Turning a bad situation into the community’s favor

On Friday, April 12, 2019, a city sewer line, clogged with debris, diverted 4,000 gallons of raw sewage into the basement of the Doris Harper-White Community Playhouse, home of Theatrikos Theatre Company, in the heart of Flagstaff’s historic downtown. We store our costumes, furniture, and props in the basement and house our set-building shop, dressing rooms, and green room there as well. The resulting building closure forced us to cancel the final weekend of our current show and find an alternative performance space for TheatriKids, our youth education program, to perform its upcoming production of Newsies.

Theatrikos and supporters rally after sewage flooding

We’ve spent years and thousands of hours of painstaking volunteer talent finding and tailoring thousands of costumes and buying all our set-building materials, furniture, and props. We don’t yet know what can be salvaged, but everything will have to be professionally cleaned, floors and walls have to be ripped out and replaced, and of course so many things will have to be thrown away. But as they say, ‘The show must go on!’

And on it will go. Our next show, The Curious Incident of the Dog in the Night-Time is already in rehearsal off-site, and we expect to open as scheduled on May 31.

We theatre people are a hardy bunch and we’ll clean up and move on. Since the building’s downstairs must be gutted and we’ve lost almost all our set pieces and many of our costumes, we figure now is the time to reconstruct with a mind toward rebuilding and redesigning to make the best use possible of the space.

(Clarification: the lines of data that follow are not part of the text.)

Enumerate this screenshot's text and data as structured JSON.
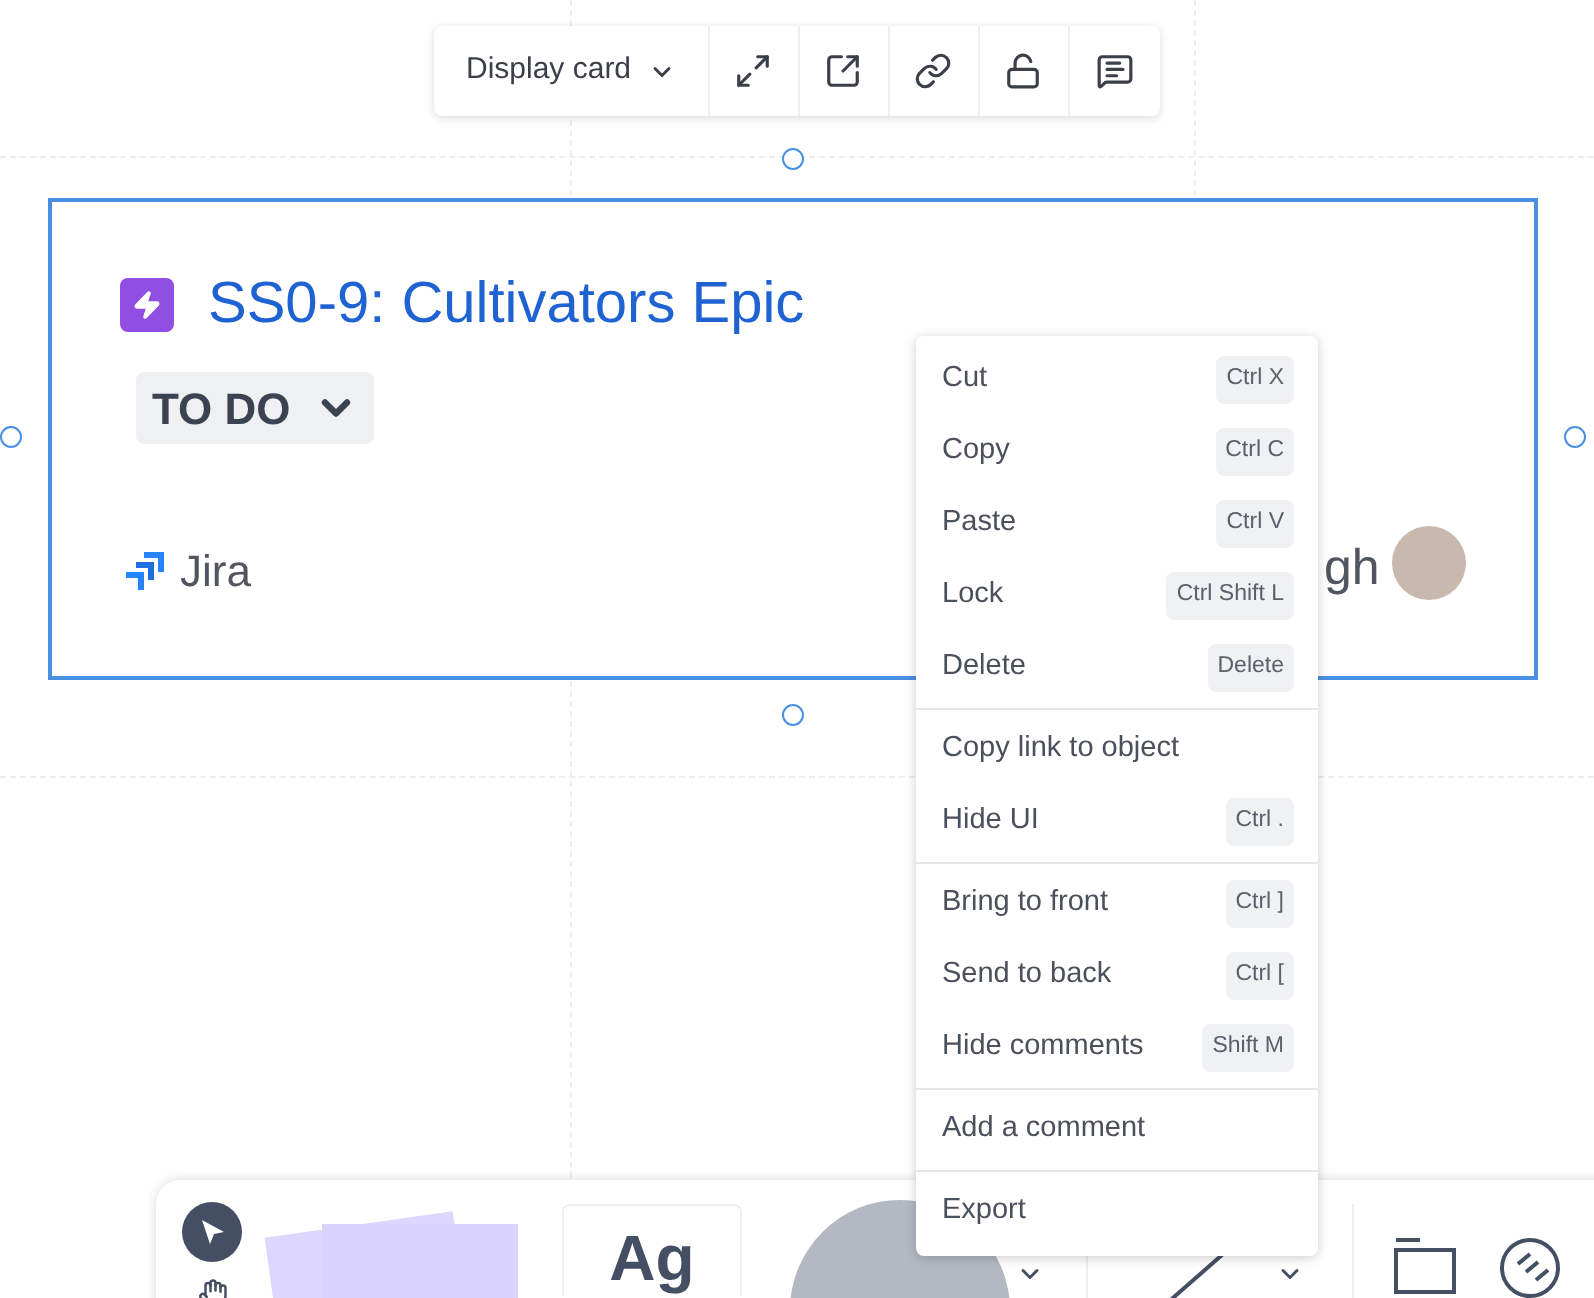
{
  "toolbar": {
    "view_dropdown": "Display card"
  },
  "card": {
    "title": "SS0-9: Cultivators Epic",
    "status": "TO DO",
    "source": "Jira",
    "assignee_fragment": "gh"
  },
  "context_menu": {
    "sections": [
      [
        {
          "label": "Cut",
          "shortcut": "Ctrl X"
        },
        {
          "label": "Copy",
          "shortcut": "Ctrl C"
        },
        {
          "label": "Paste",
          "shortcut": "Ctrl V"
        },
        {
          "label": "Lock",
          "shortcut": "Ctrl Shift L"
        },
        {
          "label": "Delete",
          "shortcut": "Delete"
        }
      ],
      [
        {
          "label": "Copy link to object"
        },
        {
          "label": "Hide UI",
          "shortcut": "Ctrl ."
        }
      ],
      [
        {
          "label": "Bring to front",
          "shortcut": "Ctrl ]"
        },
        {
          "label": "Send to back",
          "shortcut": "Ctrl ["
        },
        {
          "label": "Hide comments",
          "shortcut": "Shift M"
        }
      ],
      [
        {
          "label": "Add a comment"
        }
      ],
      [
        {
          "label": "Export"
        }
      ]
    ]
  },
  "bottom_toolbar": {
    "text_tool": "Ag"
  }
}
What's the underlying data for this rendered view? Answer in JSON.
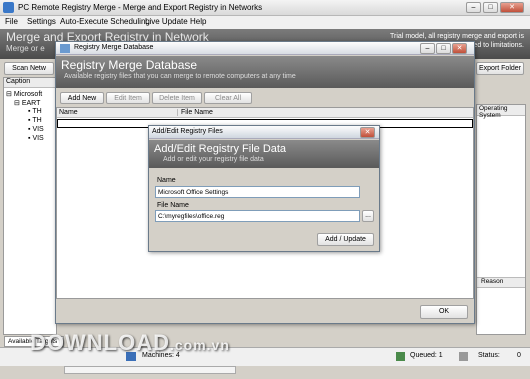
{
  "window": {
    "title": "PC Remote Registry Merge - Merge and Export Registry in Networks"
  },
  "menu": [
    "File",
    "Settings",
    "Auto-Execute Scheduling",
    "Live Update",
    "Help"
  ],
  "header": {
    "title": "Merge and Export Registry in Network",
    "subtitle": "Merge or e",
    "trial": "Trial model, all registry merge and export is registered to limitations."
  },
  "toolbar": {
    "scan": "Scan Netw",
    "export_folder": "Export Folder"
  },
  "left": {
    "caption": "Caption",
    "tree": [
      "Microsoft",
      "EART",
      "TH",
      "TH",
      "VIS",
      "VIS"
    ]
  },
  "right": {
    "col_os": "Operating System",
    "col_reason": "Reason"
  },
  "merge_dialog": {
    "title": "Registry Merge Database",
    "header_title": "Registry Merge Database",
    "header_sub": "Available registry files that you can merge to remote computers at any time",
    "buttons": {
      "add_new": "Add New",
      "edit": "Edit Item",
      "delete": "Delete Item",
      "clear": "Clear All"
    },
    "columns": {
      "name": "Name",
      "file": "File Name"
    },
    "ok": "OK"
  },
  "edit_dialog": {
    "title": "Add/Edit Registry Files",
    "header_title": "Add/Edit Registry File Data",
    "header_sub": "Add or edit your registry file data",
    "name_label": "Name",
    "name_value": "Microsoft Office Settings",
    "file_label": "File Name",
    "file_value": "C:\\myregfiles\\office.reg",
    "browse": "...",
    "submit": "Add / Update"
  },
  "status": {
    "tab": "Available Targets",
    "machines": "Machines:  4",
    "queued": "Queued:  1",
    "status": "Status:",
    "status_value": "0"
  },
  "watermark": {
    "main": "DOWNLOAD",
    "sub": ".com.vn"
  }
}
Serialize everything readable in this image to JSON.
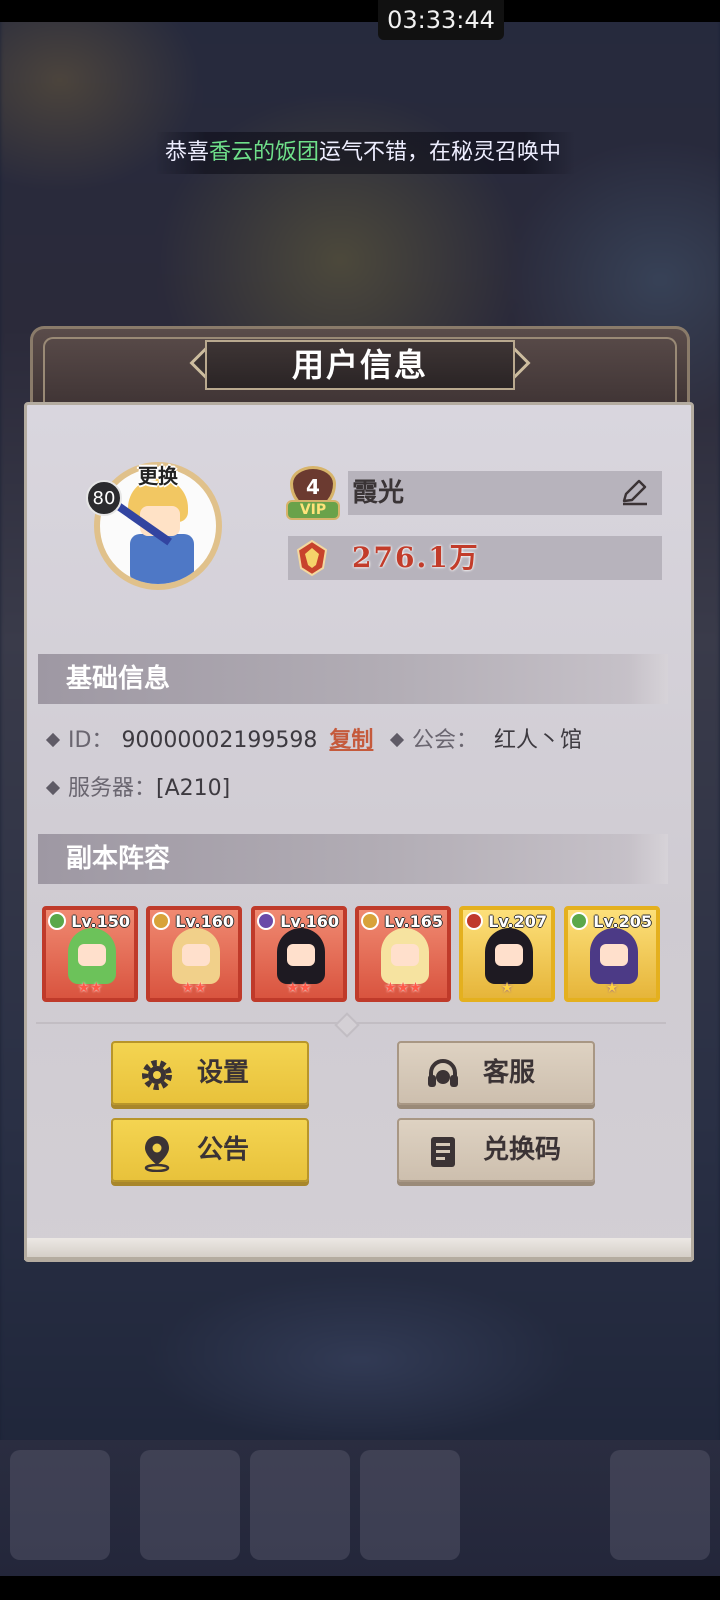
{
  "status_bar": {
    "time": "03:33:44"
  },
  "ticker": {
    "prefix": "恭喜",
    "highlight": "香云的饭团",
    "suffix": "运气不错，在秘灵召唤中"
  },
  "dialog": {
    "title": "用户信息"
  },
  "profile": {
    "change_label": "更换",
    "level": "80",
    "vip_level": "4",
    "vip_label": "VIP",
    "name": "霞光",
    "power": "276.1万"
  },
  "basic_info": {
    "header": "基础信息",
    "id_label": "ID：",
    "id_value": "90000002199598",
    "copy_label": "复制",
    "guild_label": "公会：",
    "guild_value": "红人丶馆",
    "server_label": "服务器：",
    "server_value": "[A210]"
  },
  "lineup": {
    "header": "副本阵容",
    "heroes": [
      {
        "level": "Lv.150",
        "frame": "red",
        "element_color": "#5aa84a",
        "stars": "★★",
        "star_style": "red",
        "hair": "#6cc25a"
      },
      {
        "level": "Lv.160",
        "frame": "red",
        "element_color": "#d8a23a",
        "stars": "★★",
        "star_style": "red",
        "hair": "#f1d08a"
      },
      {
        "level": "Lv.160",
        "frame": "red",
        "element_color": "#6b4aa8",
        "stars": "★★",
        "star_style": "red",
        "hair": "#1e1a22"
      },
      {
        "level": "Lv.165",
        "frame": "red",
        "element_color": "#d8a23a",
        "stars": "★★★",
        "star_style": "red",
        "hair": "#f6e3a0"
      },
      {
        "level": "Lv.207",
        "frame": "gold",
        "element_color": "#c0392b",
        "stars": "★",
        "star_style": "gold",
        "hair": "#1e1a22"
      },
      {
        "level": "Lv.205",
        "frame": "gold",
        "element_color": "#5aa84a",
        "stars": "★",
        "star_style": "gold",
        "hair": "#4c3a86"
      }
    ]
  },
  "buttons": {
    "settings": "设置",
    "support": "客服",
    "notice": "公告",
    "redeem": "兑换码"
  },
  "colors": {
    "accent_yellow": "#f4d451",
    "accent_tan": "#ded2c2",
    "power_red": "#c23c2a",
    "highlight_green": "#6fe08a"
  },
  "icons": {
    "settings": "gear-icon",
    "support": "headset-icon",
    "notice": "location-pin-icon",
    "redeem": "document-icon",
    "edit": "pencil-icon",
    "power": "crest-icon"
  }
}
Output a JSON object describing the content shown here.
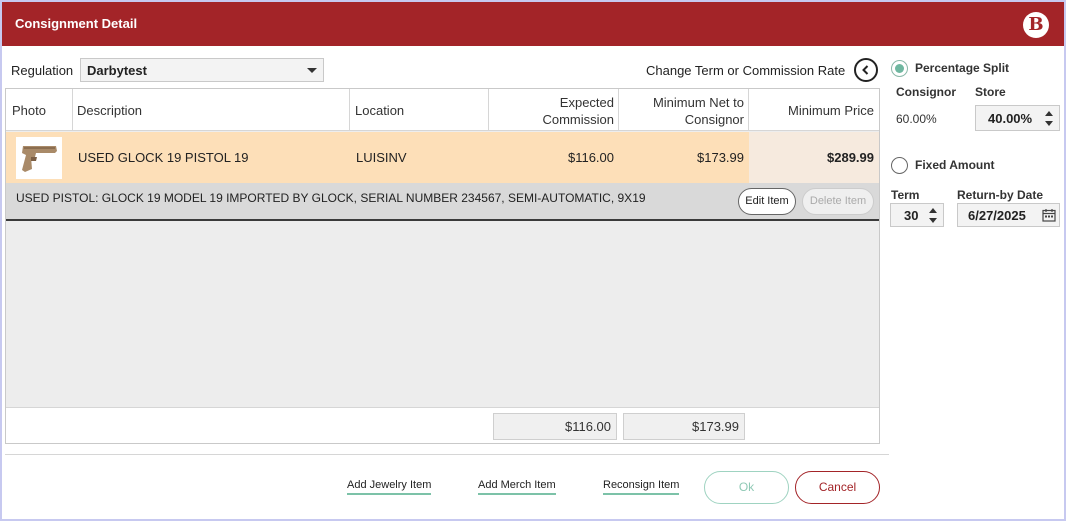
{
  "window": {
    "title": "Consignment Detail",
    "logo_letter": "B"
  },
  "regulation": {
    "label": "Regulation",
    "value": "Darbytest"
  },
  "change_term_label": "Change Term or Commission Rate",
  "table": {
    "headers": {
      "photo": "Photo",
      "description": "Description",
      "location": "Location",
      "expected_commission": "Expected Commission",
      "minimum_net": "Minimum Net to Consignor",
      "minimum_price": "Minimum Price"
    },
    "rows": [
      {
        "description": "USED GLOCK 19 PISTOL 19",
        "location": "LUISINV",
        "expected_commission": "$116.00",
        "minimum_net": "$173.99",
        "minimum_price": "$289.99",
        "detail": "USED PISTOL: GLOCK 19 MODEL 19 IMPORTED BY GLOCK, SERIAL NUMBER 234567, SEMI-AUTOMATIC, 9X19",
        "photo_icon": "pistol-image"
      }
    ],
    "edit_label": "Edit Item",
    "delete_label": "Delete Item",
    "totals": {
      "expected_commission": "$116.00",
      "minimum_net": "$173.99"
    }
  },
  "split": {
    "percentage_label": "Percentage Split",
    "consignor_label": "Consignor",
    "store_label": "Store",
    "consignor_value": "60.00%",
    "store_value": "40.00%",
    "fixed_label": "Fixed Amount",
    "selected": "percentage"
  },
  "term": {
    "label": "Term",
    "value": "30"
  },
  "return_by": {
    "label": "Return-by Date",
    "value": "6/27/2025"
  },
  "actions": {
    "add_jewelry": "Add Jewelry Item",
    "add_merch": "Add Merch Item",
    "reconsign": "Reconsign Item",
    "ok": "Ok",
    "cancel": "Cancel"
  },
  "colors": {
    "brand": "#a32428",
    "accent": "#6fb7a0",
    "row_highlight": "#fddfb8"
  }
}
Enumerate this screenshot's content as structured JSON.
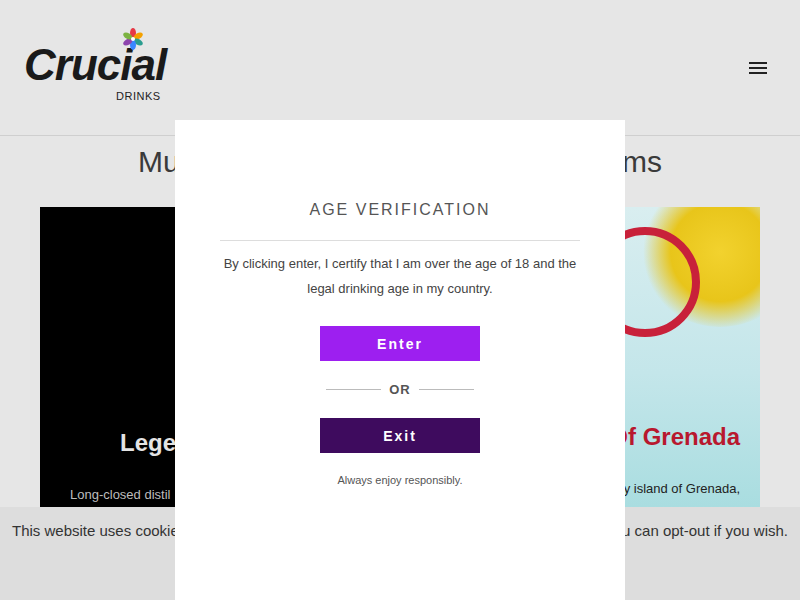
{
  "header": {
    "logo": "Crucial",
    "logo_sub": "DRINKS"
  },
  "heading": {
    "left": "Mu",
    "right": "ms"
  },
  "cards": [
    {
      "kind": "dark",
      "title": "Lege",
      "text": "Long-closed distil"
    },
    {
      "kind": "photo",
      "title": "Of Grenada",
      "text": "y island of Grenada,"
    }
  ],
  "cookie_bar": {
    "left": "This website uses cookie",
    "right": "u can opt-out if you wish."
  },
  "modal": {
    "title": "AGE VERIFICATION",
    "message": "By clicking enter, I certify that I am over the age of 18 and the legal drinking age in my country.",
    "enter": "Enter",
    "or": "OR",
    "exit": "Exit",
    "note": "Always enjoy responsibly."
  }
}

The City of Flagstaff has been wonderful to work with and is taking steps to determine insurance compensation to fix what was destroyed, and we’re asking the community to help us gather the resources to rebuild better than before!

The city and insurance will get us back to where we were; you can help us get to where we’re going!

We want to create a small black box performance studio which can double as a rehearsal space.  Thus allowing more artists in the city to have a place to perform.  Plus we’ll rebuild our dressing rooms to provide flexible classroom space for our TheatriKids education program. Our community, and certainly our theatre, will benefit from additional rehearsal and performance space and with a better design, we can offer even more to the community.

We’re mustering our considerable volunteer resources and inviting the entire community to jump in. We’re estimating that, while the cost of materials and labor for the design improvement are substantial, about $75,000, this is a chance to turn lemons into lemonade.  Rather than rebuild exactly as it was with an outdated design, the sewage mess has provided us with an opportunity to make some improvements.  And now is the time to do it.

The community is already stepping up. Flagstaff High School lent TheatriKids the use of their mini-auditorium for its remaining Newsies rehearsals and performances. The organization also has $12,000 pledged toward the $75,000 goal and has raised a little over $2,000 through Facebook.

Just $61,000 to go! We feel confident we’ll raise it all and will soon be able to be provide even more space not only for our programs, but also for the organizations that borrow costumes and props and rent space from us.

We’re having an old-fashioned barn raising of sorts. The key element of all of this is the Flagstaff community and we know that working together, the show will go on and be even better than before.

To donate to this effort, visit our donation page, give us a call, or mail us a check! 928-774-1662; 11 W Cherry Avenue, Flagstaff, AZ 86001

We will see you on May 31. We’ll be open and back in business, we promise.

For nearly 50 years, Theatrikos Theatre Company, an award-winning non-profit theatre, has grown into a leading community arts organization. Located in the Doris Harper-White Community Playhouse in historic downtown Flagstaff, the theatre proudly offers nearly 70 performances of classic and new plays, musicals, and youth productions.